“Build a better mousetrap, and the world will beat a path to your door.” This is one of the most quoted innovation credos. Yet it’s also untrue.
Innovation experts call this the “Better Mousetrap Fallacy”, because the credo focuses solely on the technology and not on the consumer. Consumers really don’t care about a better mousetrap. They care about fewer mice.
Or as HBS marketing professor Ted Levitt put it, “People don’t want to buy a quarter-inch drill. They want a quarter-inch hole.”
My friend Todd Sattersten addresses this issue in his new book called “Every Book Is a Startup“. It’s an inspiring book, not only on the future of book publishing, but really any type of innovation. Todd writes about the often overlooked role of “Felt Need” in innovation, as originated by publisher Ray Bard. It’s not enough for the innovation to represent a technological advance. It has to to tap a “Felt Need” by the consumer.
Todd and Ray characterize “Felt Need” in four different categories based on the depth of “Felt Need” and the breadth of the audience: the Pond, the Bayou, the Well, and the Ocean. Many businesses launch new innovations for the Bayou, a mile wide and only 18 inches deep. Those innovations have low “Felt Need”. It doesn’t matter how technologically advanced they are. The real opportunities lie in Wells and Oceans.
Dyson is a master of “Felt Need”. On the surface, it may appear that Dyson excels at building better mousetraps (with innovation breakthroughs in vacuum cleaners, hand dryers, and, most recently, fans). Yet, it wasn’t the technological advances alone that made their success possible. Dyson tapped a “Felt Need”. I remember when the Dyson vacuum first came out, my wife started a Dyson fund, putting $20 a week in an envelope until she had enough to buy one.
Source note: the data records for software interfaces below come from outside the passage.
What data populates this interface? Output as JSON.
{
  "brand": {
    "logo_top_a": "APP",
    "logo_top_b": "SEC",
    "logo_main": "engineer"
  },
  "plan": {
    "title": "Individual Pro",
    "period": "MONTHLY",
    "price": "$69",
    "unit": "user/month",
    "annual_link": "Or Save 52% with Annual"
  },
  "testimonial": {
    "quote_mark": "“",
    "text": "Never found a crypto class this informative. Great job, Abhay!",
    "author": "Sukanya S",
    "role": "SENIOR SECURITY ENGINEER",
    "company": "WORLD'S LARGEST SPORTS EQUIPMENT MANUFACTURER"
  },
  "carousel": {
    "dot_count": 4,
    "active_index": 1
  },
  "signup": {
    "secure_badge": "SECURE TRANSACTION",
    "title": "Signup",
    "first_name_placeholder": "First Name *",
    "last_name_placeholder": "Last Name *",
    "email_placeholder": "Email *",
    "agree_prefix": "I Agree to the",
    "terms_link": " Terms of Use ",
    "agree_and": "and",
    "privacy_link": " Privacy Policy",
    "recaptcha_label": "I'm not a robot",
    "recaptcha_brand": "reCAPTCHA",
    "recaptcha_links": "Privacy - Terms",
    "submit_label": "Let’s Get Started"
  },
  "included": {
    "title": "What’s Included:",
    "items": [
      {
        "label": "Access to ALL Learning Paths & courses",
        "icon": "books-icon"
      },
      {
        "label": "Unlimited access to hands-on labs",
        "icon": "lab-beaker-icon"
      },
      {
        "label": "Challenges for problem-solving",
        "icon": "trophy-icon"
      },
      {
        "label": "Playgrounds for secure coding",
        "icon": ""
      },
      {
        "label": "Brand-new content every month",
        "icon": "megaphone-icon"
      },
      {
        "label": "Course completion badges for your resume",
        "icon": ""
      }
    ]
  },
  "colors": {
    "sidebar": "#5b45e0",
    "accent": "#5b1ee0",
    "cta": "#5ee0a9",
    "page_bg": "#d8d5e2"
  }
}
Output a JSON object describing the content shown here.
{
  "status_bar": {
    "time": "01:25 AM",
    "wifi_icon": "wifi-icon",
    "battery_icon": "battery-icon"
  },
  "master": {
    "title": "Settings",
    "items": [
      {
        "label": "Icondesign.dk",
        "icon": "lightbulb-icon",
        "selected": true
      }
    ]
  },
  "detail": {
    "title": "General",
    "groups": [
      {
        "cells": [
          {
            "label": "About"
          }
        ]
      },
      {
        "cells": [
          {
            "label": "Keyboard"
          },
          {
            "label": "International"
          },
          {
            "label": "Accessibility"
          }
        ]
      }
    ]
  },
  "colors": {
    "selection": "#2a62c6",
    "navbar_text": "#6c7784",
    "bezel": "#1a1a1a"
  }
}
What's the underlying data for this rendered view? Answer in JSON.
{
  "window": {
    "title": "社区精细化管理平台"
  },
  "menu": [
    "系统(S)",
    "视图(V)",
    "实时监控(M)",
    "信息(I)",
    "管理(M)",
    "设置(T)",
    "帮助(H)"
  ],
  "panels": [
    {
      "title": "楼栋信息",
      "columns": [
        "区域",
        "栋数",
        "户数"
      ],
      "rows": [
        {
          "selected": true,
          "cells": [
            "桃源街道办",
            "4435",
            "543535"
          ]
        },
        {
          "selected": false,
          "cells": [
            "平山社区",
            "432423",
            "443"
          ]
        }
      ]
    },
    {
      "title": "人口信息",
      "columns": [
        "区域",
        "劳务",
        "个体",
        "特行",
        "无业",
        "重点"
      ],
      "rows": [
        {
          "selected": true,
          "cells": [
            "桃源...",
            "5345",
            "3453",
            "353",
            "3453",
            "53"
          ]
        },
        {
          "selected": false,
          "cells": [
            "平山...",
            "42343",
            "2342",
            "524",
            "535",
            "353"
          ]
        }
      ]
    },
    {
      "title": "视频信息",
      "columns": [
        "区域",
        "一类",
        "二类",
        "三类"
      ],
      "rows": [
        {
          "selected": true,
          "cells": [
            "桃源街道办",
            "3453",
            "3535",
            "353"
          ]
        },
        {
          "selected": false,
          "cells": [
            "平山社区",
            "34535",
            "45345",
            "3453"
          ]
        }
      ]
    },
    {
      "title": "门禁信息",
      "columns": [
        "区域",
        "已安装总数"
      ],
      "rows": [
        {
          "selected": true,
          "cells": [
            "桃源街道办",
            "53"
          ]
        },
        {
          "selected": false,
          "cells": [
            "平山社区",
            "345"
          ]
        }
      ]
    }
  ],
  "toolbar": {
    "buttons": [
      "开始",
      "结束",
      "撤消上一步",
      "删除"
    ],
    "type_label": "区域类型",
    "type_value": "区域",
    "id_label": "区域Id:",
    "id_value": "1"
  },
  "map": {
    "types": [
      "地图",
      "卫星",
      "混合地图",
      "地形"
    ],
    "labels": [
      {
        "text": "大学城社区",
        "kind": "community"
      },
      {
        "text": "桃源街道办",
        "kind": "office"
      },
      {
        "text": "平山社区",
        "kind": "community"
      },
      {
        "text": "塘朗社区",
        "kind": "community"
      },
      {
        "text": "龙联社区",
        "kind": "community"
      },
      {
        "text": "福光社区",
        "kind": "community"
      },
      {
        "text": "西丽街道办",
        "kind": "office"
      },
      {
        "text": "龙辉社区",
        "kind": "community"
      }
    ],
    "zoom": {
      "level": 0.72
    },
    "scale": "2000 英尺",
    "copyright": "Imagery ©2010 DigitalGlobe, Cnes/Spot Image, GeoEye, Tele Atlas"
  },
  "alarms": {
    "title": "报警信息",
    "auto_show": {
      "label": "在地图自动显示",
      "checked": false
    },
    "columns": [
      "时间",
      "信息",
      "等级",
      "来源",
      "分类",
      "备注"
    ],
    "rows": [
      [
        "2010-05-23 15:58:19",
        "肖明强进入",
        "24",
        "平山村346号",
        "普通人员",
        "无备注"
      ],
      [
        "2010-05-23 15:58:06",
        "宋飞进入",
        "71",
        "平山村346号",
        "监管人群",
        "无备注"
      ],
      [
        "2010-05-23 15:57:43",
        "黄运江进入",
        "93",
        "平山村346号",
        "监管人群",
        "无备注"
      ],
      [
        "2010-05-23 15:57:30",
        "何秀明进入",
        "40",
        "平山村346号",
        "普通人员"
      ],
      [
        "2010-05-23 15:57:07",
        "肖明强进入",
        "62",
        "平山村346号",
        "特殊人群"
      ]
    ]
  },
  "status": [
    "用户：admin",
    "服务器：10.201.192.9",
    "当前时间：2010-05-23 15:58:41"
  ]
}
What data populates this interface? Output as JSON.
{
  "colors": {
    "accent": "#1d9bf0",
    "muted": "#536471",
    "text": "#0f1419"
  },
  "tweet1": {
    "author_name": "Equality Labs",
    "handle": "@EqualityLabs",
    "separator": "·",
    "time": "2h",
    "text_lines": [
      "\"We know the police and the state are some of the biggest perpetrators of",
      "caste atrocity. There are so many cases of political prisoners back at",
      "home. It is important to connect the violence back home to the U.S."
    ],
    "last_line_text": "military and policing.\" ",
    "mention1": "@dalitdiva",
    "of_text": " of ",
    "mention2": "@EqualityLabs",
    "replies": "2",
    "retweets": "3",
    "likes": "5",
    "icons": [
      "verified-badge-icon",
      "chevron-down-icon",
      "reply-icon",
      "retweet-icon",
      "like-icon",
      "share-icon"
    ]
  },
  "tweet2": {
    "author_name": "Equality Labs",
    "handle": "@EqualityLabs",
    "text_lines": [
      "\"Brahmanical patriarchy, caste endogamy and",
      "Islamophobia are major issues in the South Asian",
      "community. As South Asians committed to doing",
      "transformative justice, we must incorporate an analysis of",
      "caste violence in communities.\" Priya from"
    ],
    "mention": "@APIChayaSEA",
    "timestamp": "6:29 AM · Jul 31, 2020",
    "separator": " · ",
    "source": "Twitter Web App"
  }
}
She acutely felt the need for a Dyson based on her dissatisfaction with previous options.
Delivering against “Felt Need”, not merely building a better mousetrap, is what drives the world to beat a path to your door.